The expected output is each line in the data below that includes the string "true".

----- Exercise data -----

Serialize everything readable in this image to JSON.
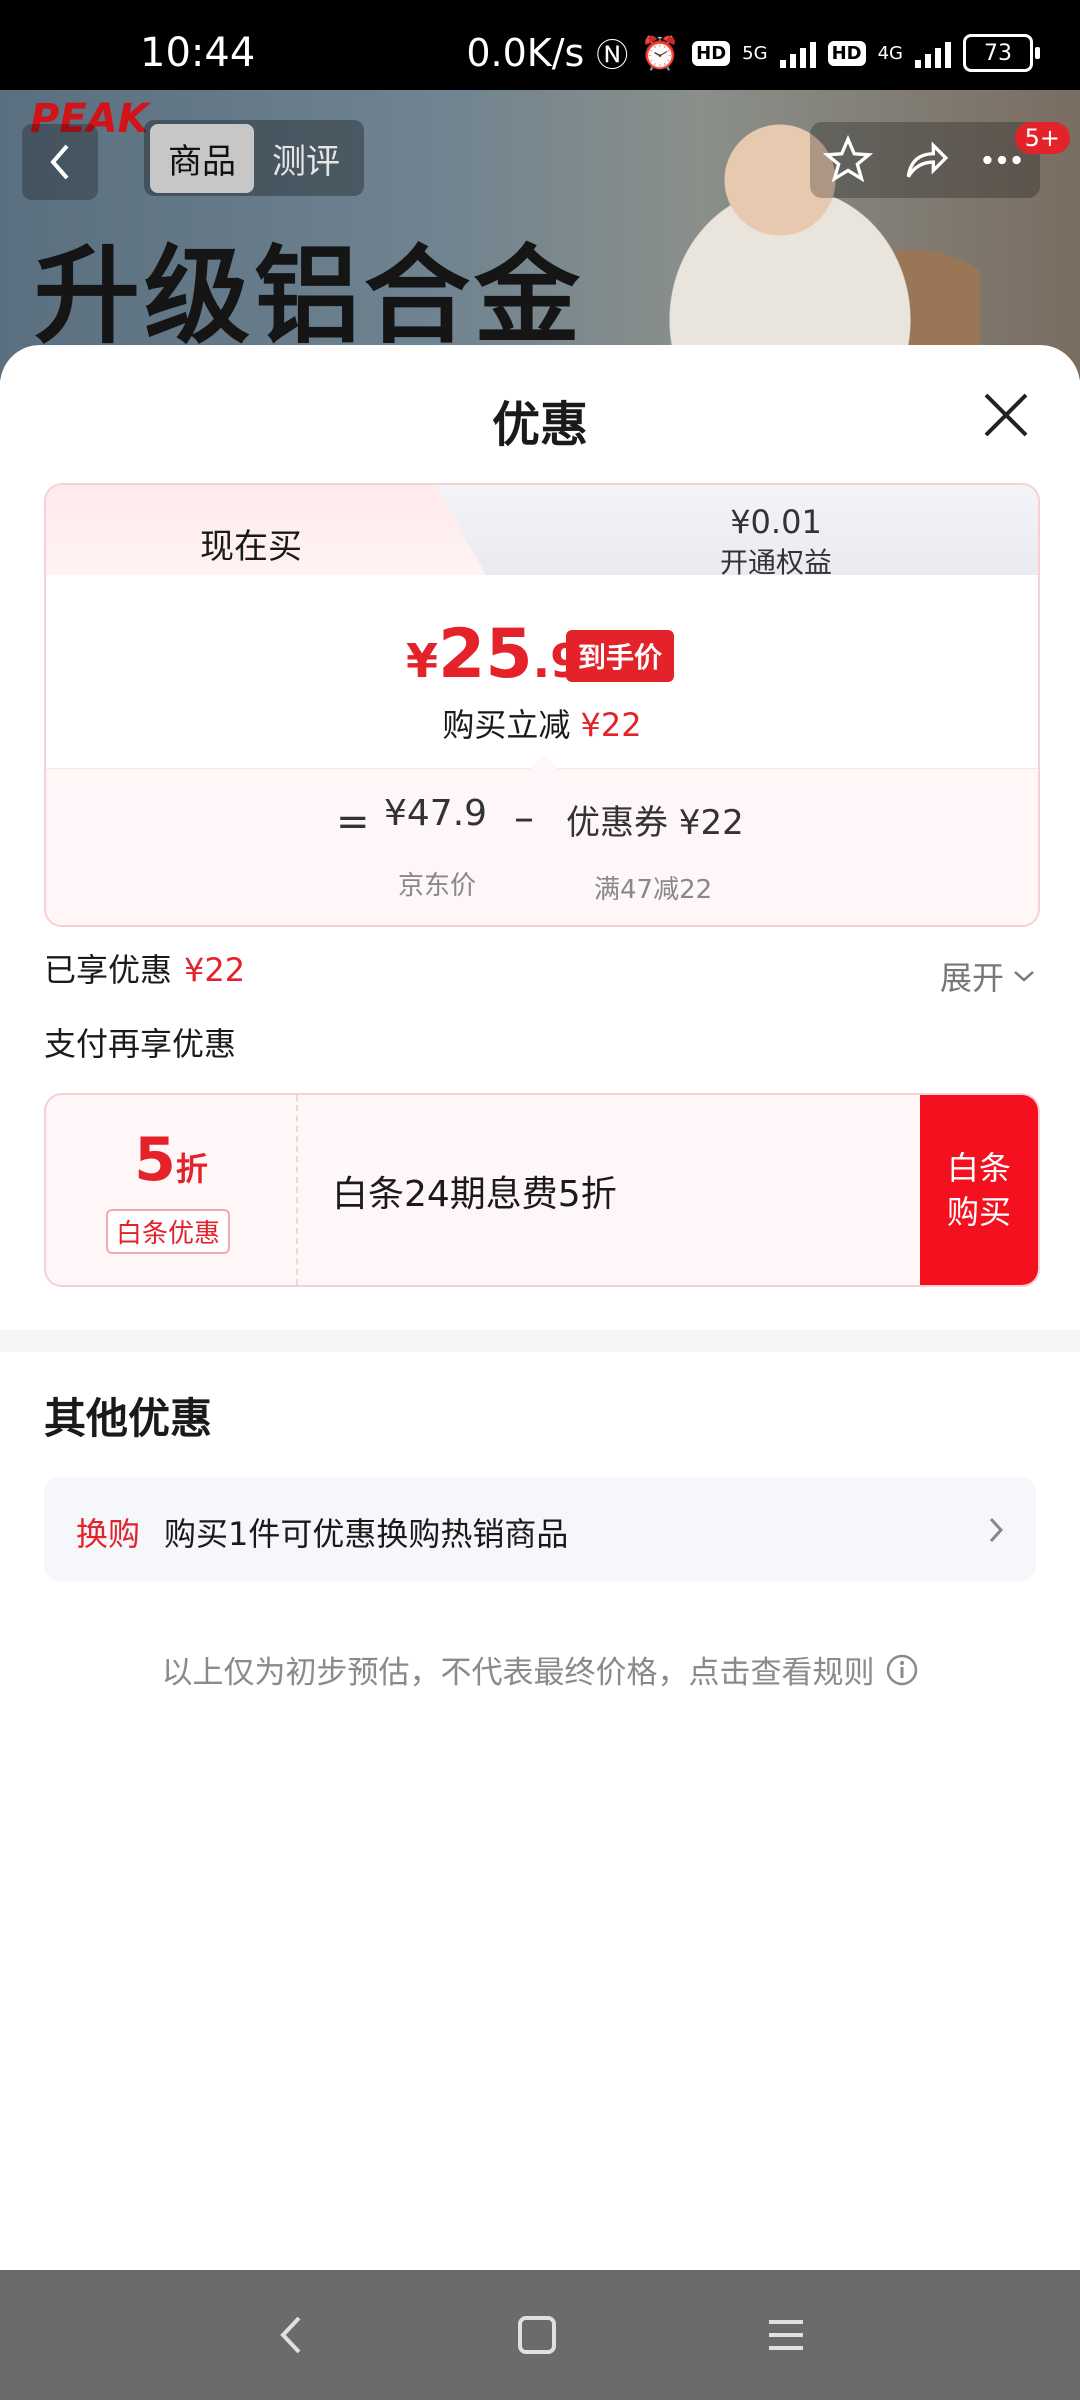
{
  "status": {
    "time": "10:44",
    "speed": "0.0K/s",
    "net1": "5G",
    "net2": "4G",
    "hd": "HD",
    "battery": "73"
  },
  "hero": {
    "logo": "PEAK",
    "headline": "升级铝合金",
    "tabs": [
      "商品",
      "测评"
    ],
    "badge": "5+"
  },
  "sheet": {
    "title": "优惠"
  },
  "price_card": {
    "tab_now": "现在买",
    "tab_member_price": "¥0.01",
    "tab_member_label": "开通权益",
    "final_symbol": "¥",
    "final_int": "25",
    "final_dec": ".9",
    "final_tag": "到手价",
    "instant_label": "购买立减",
    "instant_amount": "¥22",
    "eq": "=",
    "jd_price": "¥47.9",
    "jd_label": "京东价",
    "minus": "–",
    "coupon": "优惠券 ¥22",
    "coupon_rule": "满47减22"
  },
  "enjoyed": {
    "label": "已享优惠",
    "amount": "¥22",
    "expand": "展开"
  },
  "pay": {
    "title": "支付再享优惠",
    "discount_num": "5",
    "discount_unit": "折",
    "tag": "白条优惠",
    "text": "白条24期息费5折",
    "button": "白条\n购买"
  },
  "other": {
    "title": "其他优惠",
    "swap_tag": "换购",
    "swap_text": "购买1件可优惠换购热销商品"
  },
  "disclaimer": "以上仅为初步预估，不代表最终价格，点击查看规则"
}
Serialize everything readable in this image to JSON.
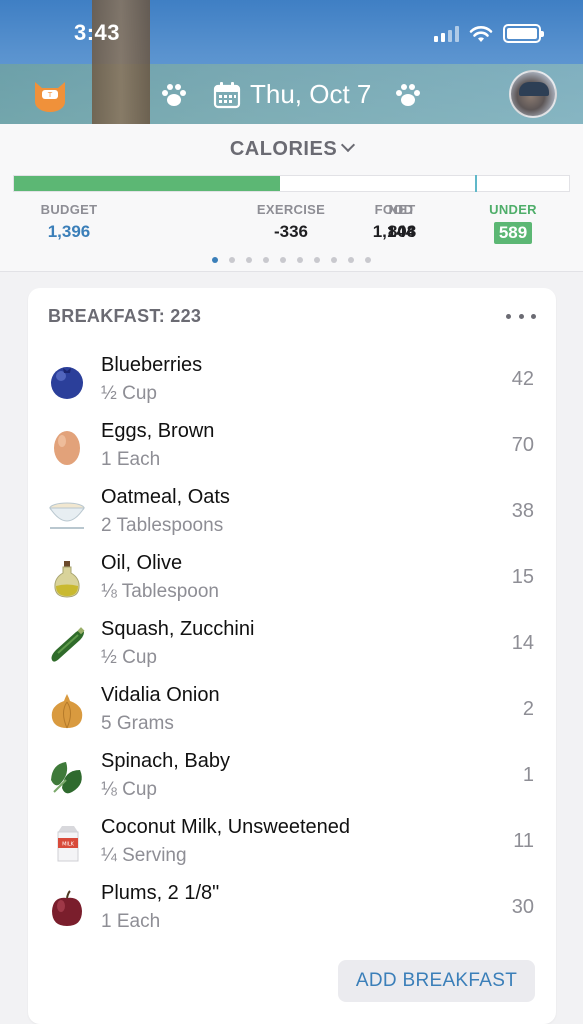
{
  "status_bar": {
    "time": "3:43"
  },
  "header": {
    "date": "Thu, Oct 7"
  },
  "summary": {
    "title": "CALORIES",
    "progress_fraction": 0.48,
    "stats": [
      {
        "key": "budget",
        "label": "BUDGET",
        "value": "1,396"
      },
      {
        "key": "food",
        "label": "FOOD",
        "value": "1,144"
      },
      {
        "key": "exercise",
        "label": "EXERCISE",
        "value": "-336"
      },
      {
        "key": "net",
        "label": "NET",
        "value": "808"
      },
      {
        "key": "under",
        "label": "UNDER",
        "value": "589"
      }
    ],
    "page_count": 10,
    "active_page": 1
  },
  "breakfast": {
    "title": "BREAKFAST: 223",
    "items": [
      {
        "name": "Blueberries",
        "serving": "½ Cup",
        "calories": "42",
        "icon": "blueberry-icon"
      },
      {
        "name": "Eggs, Brown",
        "serving": "1 Each",
        "calories": "70",
        "icon": "egg-icon"
      },
      {
        "name": "Oatmeal, Oats",
        "serving": "2 Tablespoons",
        "calories": "38",
        "icon": "bowl-icon"
      },
      {
        "name": "Oil, Olive",
        "serving": "⅛ Tablespoon",
        "calories": "15",
        "icon": "olive-oil-icon"
      },
      {
        "name": "Squash, Zucchini",
        "serving": "½ Cup",
        "calories": "14",
        "icon": "zucchini-icon"
      },
      {
        "name": "Vidalia Onion",
        "serving": "5 Grams",
        "calories": "2",
        "icon": "onion-icon"
      },
      {
        "name": "Spinach, Baby",
        "serving": "⅛ Cup",
        "calories": "1",
        "icon": "spinach-icon"
      },
      {
        "name": "Coconut Milk, Unsweetened",
        "serving": "¼ Serving",
        "calories": "11",
        "icon": "milk-carton-icon",
        "icon_text": "MILK"
      },
      {
        "name": "Plums, 2 1/8\"",
        "serving": "1 Each",
        "calories": "30",
        "icon": "plum-icon"
      }
    ],
    "add_label": "ADD BREAKFAST"
  },
  "colors": {
    "accent_blue": "#3b7fb9",
    "progress_green": "#5cb774",
    "under_green": "#4fae6a"
  }
}
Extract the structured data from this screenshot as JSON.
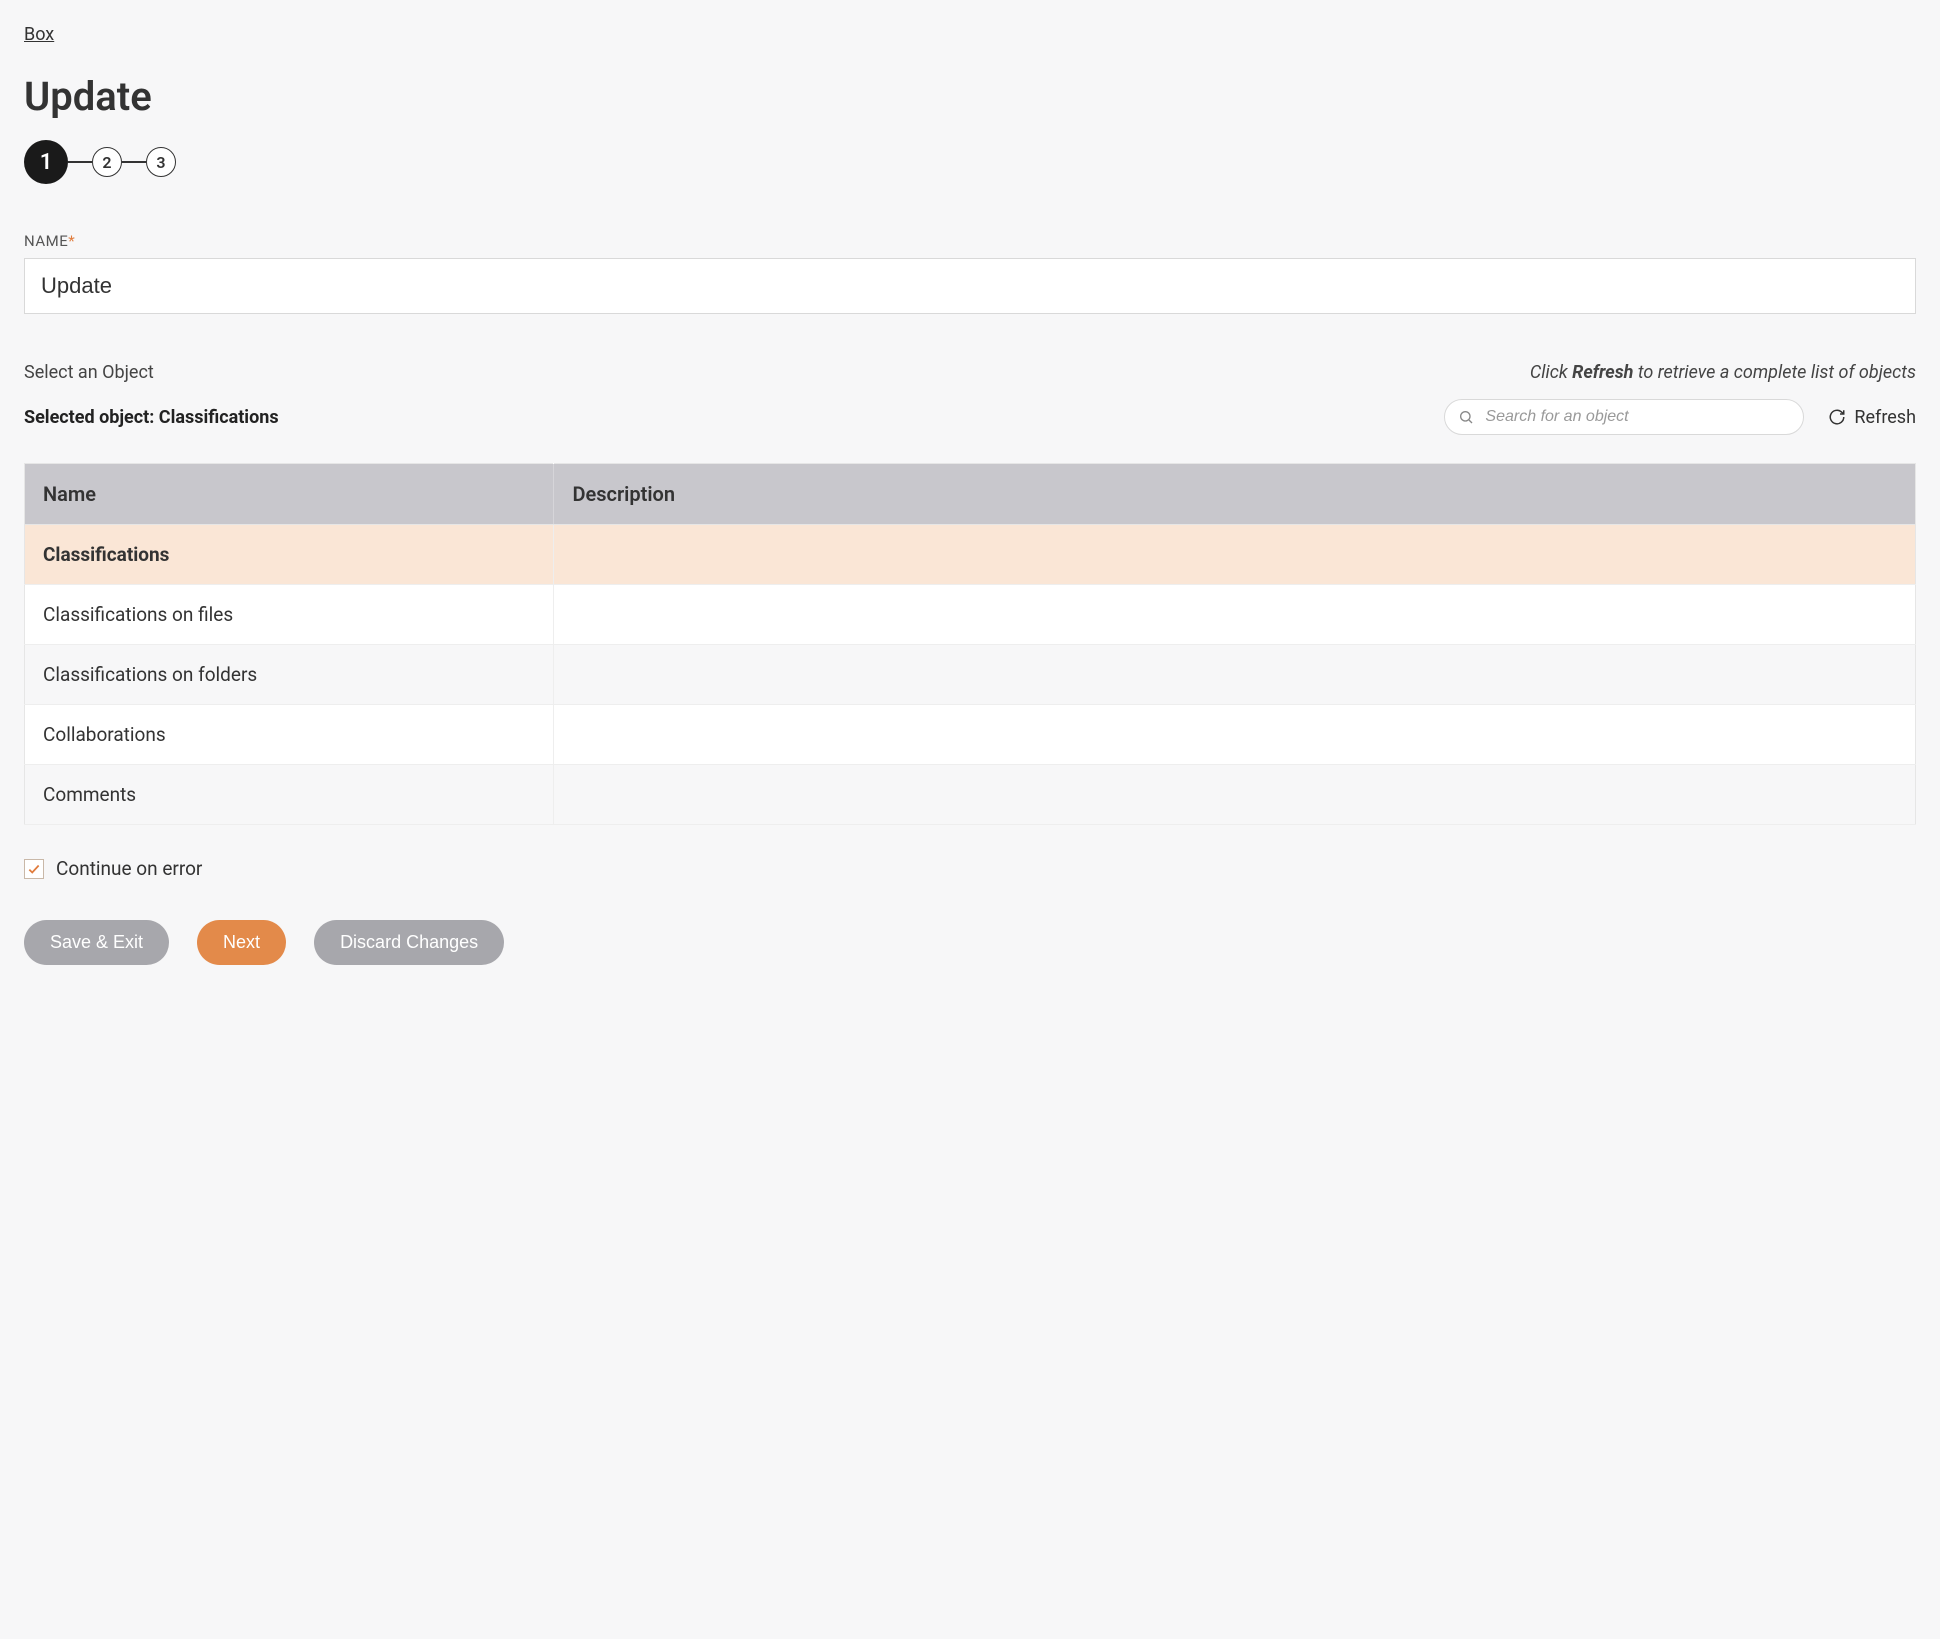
{
  "breadcrumb": "Box",
  "page_title": "Update",
  "stepper": {
    "steps": [
      "1",
      "2",
      "3"
    ],
    "active_index": 0
  },
  "name_field": {
    "label": "NAME",
    "required_marker": "*",
    "value": "Update"
  },
  "object_section": {
    "select_label": "Select an Object",
    "hint_prefix": "Click ",
    "hint_bold": "Refresh",
    "hint_suffix": " to retrieve a complete list of objects",
    "selected_prefix": "Selected object: ",
    "selected_value": "Classifications",
    "search_placeholder": "Search for an object",
    "refresh_label": "Refresh"
  },
  "table": {
    "headers": {
      "name": "Name",
      "description": "Description"
    },
    "rows": [
      {
        "name": "Classifications",
        "description": "",
        "selected": true,
        "alt": false
      },
      {
        "name": "Classifications on files",
        "description": "",
        "selected": false,
        "alt": false
      },
      {
        "name": "Classifications on folders",
        "description": "",
        "selected": false,
        "alt": true
      },
      {
        "name": "Collaborations",
        "description": "",
        "selected": false,
        "alt": false
      },
      {
        "name": "Comments",
        "description": "",
        "selected": false,
        "alt": true
      }
    ]
  },
  "continue_on_error": {
    "label": "Continue on error",
    "checked": true
  },
  "buttons": {
    "save_exit": "Save & Exit",
    "next": "Next",
    "discard": "Discard Changes"
  }
}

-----

* _Exercise result_
        "selected": true,
        "alt": true
        "alt": true
    "checked": true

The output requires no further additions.